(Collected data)
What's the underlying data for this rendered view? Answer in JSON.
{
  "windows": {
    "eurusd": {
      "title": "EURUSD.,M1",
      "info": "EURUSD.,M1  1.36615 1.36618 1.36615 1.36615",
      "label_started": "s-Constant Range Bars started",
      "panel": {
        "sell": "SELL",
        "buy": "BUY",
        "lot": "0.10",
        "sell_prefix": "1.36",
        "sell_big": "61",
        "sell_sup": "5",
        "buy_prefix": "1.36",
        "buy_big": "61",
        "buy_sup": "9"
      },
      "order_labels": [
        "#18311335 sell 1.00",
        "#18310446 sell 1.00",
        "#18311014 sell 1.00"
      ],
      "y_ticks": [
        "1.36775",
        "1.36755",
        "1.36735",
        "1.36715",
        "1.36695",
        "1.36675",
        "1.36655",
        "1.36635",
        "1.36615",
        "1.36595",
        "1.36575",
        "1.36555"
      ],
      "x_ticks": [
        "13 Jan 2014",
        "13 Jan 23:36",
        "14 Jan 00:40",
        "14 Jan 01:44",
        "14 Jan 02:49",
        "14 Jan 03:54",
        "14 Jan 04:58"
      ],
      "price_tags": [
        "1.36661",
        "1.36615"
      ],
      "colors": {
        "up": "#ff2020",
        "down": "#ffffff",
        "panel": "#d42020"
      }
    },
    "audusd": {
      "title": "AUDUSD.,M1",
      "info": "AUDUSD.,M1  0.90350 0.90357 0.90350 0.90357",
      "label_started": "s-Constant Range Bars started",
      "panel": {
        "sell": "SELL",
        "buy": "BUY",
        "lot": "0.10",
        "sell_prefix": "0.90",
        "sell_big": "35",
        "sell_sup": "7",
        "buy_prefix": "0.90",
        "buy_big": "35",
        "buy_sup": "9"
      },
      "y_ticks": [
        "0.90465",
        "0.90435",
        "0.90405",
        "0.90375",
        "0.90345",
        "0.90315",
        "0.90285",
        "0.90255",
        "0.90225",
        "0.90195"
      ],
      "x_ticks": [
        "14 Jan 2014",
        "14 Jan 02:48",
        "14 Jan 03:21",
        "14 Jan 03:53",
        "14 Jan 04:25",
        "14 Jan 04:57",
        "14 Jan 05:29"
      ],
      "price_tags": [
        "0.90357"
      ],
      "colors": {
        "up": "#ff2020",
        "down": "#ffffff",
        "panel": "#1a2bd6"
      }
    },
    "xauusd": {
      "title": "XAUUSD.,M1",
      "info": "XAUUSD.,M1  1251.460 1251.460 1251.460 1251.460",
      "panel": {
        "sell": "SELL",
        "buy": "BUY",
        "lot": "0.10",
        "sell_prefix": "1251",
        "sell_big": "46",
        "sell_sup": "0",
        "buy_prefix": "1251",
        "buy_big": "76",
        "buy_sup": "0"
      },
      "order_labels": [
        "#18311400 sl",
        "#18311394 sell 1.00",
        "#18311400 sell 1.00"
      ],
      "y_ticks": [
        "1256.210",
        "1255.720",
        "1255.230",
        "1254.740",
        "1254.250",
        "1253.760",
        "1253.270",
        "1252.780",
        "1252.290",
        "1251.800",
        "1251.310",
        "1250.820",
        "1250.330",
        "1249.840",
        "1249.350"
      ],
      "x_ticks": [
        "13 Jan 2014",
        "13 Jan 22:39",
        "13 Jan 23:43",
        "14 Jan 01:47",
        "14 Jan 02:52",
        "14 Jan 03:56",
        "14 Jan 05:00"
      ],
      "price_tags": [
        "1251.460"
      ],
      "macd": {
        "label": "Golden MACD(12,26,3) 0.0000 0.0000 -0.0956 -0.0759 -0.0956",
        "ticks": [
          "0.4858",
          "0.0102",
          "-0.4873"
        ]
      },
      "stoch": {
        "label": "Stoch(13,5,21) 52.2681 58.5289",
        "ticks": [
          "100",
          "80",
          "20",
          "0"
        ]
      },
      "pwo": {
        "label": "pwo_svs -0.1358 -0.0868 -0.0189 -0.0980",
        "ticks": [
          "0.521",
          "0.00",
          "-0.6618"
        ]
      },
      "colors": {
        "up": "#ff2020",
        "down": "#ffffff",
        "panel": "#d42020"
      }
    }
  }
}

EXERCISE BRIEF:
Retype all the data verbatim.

WORKED SOLUTION:
What's the underlying data for this rendered view? Answer in JSON.
{
  "windows": {
    "eurusd": {
      "title": "EURUSD.,M1",
      "info": "EURUSD.,M1  1.36615 1.36618 1.36615 1.36615",
      "label_started": "s-Constant Range Bars started",
      "panel": {
        "sell": "SELL",
        "buy": "BUY",
        "lot": "0.10",
        "sell_prefix": "1.36",
        "sell_big": "61",
        "sell_sup": "5",
        "buy_prefix": "1.36",
        "buy_big": "61",
        "buy_sup": "9"
      },
      "order_labels": [
        "#18311335 sell 1.00",
        "#18310446 sell 1.00",
        "#18311014 sell 1.00"
      ],
      "y_ticks": [
        "1.36775",
        "1.36755",
        "1.36735",
        "1.36715",
        "1.36695",
        "1.36675",
        "1.36655",
        "1.36635",
        "1.36615",
        "1.36595",
        "1.36575",
        "1.36555"
      ],
      "x_ticks": [
        "13 Jan 2014",
        "13 Jan 23:36",
        "14 Jan 00:40",
        "14 Jan 01:44",
        "14 Jan 02:49",
        "14 Jan 03:54",
        "14 Jan 04:58"
      ],
      "price_tags": [
        "1.36661",
        "1.36615"
      ],
      "colors": {
        "up": "#ff2020",
        "down": "#ffffff",
        "panel": "#d42020"
      }
    },
    "audusd": {
      "title": "AUDUSD.,M1",
      "info": "AUDUSD.,M1  0.90350 0.90357 0.90350 0.90357",
      "label_started": "s-Constant Range Bars started",
      "panel": {
        "sell": "SELL",
        "buy": "BUY",
        "lot": "0.10",
        "sell_prefix": "0.90",
        "sell_big": "35",
        "sell_sup": "7",
        "buy_prefix": "0.90",
        "buy_big": "35",
        "buy_sup": "9"
      },
      "y_ticks": [
        "0.90465",
        "0.90435",
        "0.90405",
        "0.90375",
        "0.90345",
        "0.90315",
        "0.90285",
        "0.90255",
        "0.90225",
        "0.90195"
      ],
      "x_ticks": [
        "14 Jan 2014",
        "14 Jan 02:48",
        "14 Jan 03:21",
        "14 Jan 03:53",
        "14 Jan 04:25",
        "14 Jan 04:57",
        "14 Jan 05:29"
      ],
      "price_tags": [
        "0.90357"
      ],
      "colors": {
        "up": "#ff2020",
        "down": "#ffffff",
        "panel": "#1a2bd6"
      }
    },
    "xauusd": {
      "title": "XAUUSD.,M1",
      "info": "XAUUSD.,M1  1251.460 1251.460 1251.460 1251.460",
      "panel": {
        "sell": "SELL",
        "buy": "BUY",
        "lot": "0.10",
        "sell_prefix": "1251",
        "sell_big": "46",
        "sell_sup": "0",
        "buy_prefix": "1251",
        "buy_big": "76",
        "buy_sup": "0"
      },
      "order_labels": [
        "#18311400 sl",
        "#18311394 sell 1.00",
        "#18311400 sell 1.00"
      ],
      "y_ticks": [
        "1256.210",
        "1255.720",
        "1255.230",
        "1254.740",
        "1254.250",
        "1253.760",
        "1253.270",
        "1252.780",
        "1252.290",
        "1251.800",
        "1251.310",
        "1250.820",
        "1250.330",
        "1249.840",
        "1249.350"
      ],
      "x_ticks": [
        "13 Jan 2014",
        "13 Jan 22:39",
        "13 Jan 23:43",
        "14 Jan 01:47",
        "14 Jan 02:52",
        "14 Jan 03:56",
        "14 Jan 05:00"
      ],
      "price_tags": [
        "1251.460"
      ],
      "macd": {
        "label": "Golden MACD(12,26,3) 0.0000 0.0000 -0.0956 -0.0759 -0.0956",
        "ticks": [
          "0.4858",
          "0.0102",
          "-0.4873"
        ]
      },
      "stoch": {
        "label": "Stoch(13,5,21) 52.2681 58.5289",
        "ticks": [
          "100",
          "80",
          "20",
          "0"
        ]
      },
      "pwo": {
        "label": "pwo_svs -0.1358 -0.0868 -0.0189 -0.0980",
        "ticks": [
          "0.521",
          "0.00",
          "-0.6618"
        ]
      },
      "colors": {
        "up": "#ff2020",
        "down": "#ffffff",
        "panel": "#d42020"
      }
    }
  }
}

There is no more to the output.